-- DATASET RECORDS follows --

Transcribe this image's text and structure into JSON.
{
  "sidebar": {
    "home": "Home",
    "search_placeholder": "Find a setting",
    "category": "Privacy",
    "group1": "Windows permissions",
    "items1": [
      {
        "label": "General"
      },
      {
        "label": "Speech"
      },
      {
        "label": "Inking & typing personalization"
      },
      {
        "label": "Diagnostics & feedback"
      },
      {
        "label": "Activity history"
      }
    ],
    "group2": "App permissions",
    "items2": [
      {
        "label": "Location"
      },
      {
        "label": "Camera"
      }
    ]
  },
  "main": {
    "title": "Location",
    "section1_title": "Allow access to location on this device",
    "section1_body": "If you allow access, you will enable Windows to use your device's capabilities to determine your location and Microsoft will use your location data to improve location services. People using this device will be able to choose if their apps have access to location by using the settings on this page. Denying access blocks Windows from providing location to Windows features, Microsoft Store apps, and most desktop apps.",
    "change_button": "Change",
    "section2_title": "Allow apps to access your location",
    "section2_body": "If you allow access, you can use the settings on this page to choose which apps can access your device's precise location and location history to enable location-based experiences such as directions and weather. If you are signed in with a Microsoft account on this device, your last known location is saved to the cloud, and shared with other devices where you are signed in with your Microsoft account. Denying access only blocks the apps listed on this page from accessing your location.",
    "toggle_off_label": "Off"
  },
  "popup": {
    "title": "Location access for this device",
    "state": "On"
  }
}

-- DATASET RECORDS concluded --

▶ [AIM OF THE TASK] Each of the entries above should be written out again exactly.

▶ [THE ANSWER]
Transcribe this image's text and structure into JSON.
{
  "sidebar": {
    "home": "Home",
    "search_placeholder": "Find a setting",
    "category": "Privacy",
    "group1": "Windows permissions",
    "items1": [
      {
        "label": "General"
      },
      {
        "label": "Speech"
      },
      {
        "label": "Inking & typing personalization"
      },
      {
        "label": "Diagnostics & feedback"
      },
      {
        "label": "Activity history"
      }
    ],
    "group2": "App permissions",
    "items2": [
      {
        "label": "Location"
      },
      {
        "label": "Camera"
      }
    ]
  },
  "main": {
    "title": "Location",
    "section1_title": "Allow access to location on this device",
    "section1_body": "If you allow access, you will enable Windows to use your device's capabilities to determine your location and Microsoft will use your location data to improve location services. People using this device will be able to choose if their apps have access to location by using the settings on this page. Denying access blocks Windows from providing location to Windows features, Microsoft Store apps, and most desktop apps.",
    "change_button": "Change",
    "section2_title": "Allow apps to access your location",
    "section2_body": "If you allow access, you can use the settings on this page to choose which apps can access your device's precise location and location history to enable location-based experiences such as directions and weather. If you are signed in with a Microsoft account on this device, your last known location is saved to the cloud, and shared with other devices where you are signed in with your Microsoft account. Denying access only blocks the apps listed on this page from accessing your location.",
    "toggle_off_label": "Off"
  },
  "popup": {
    "title": "Location access for this device",
    "state": "On"
  }
}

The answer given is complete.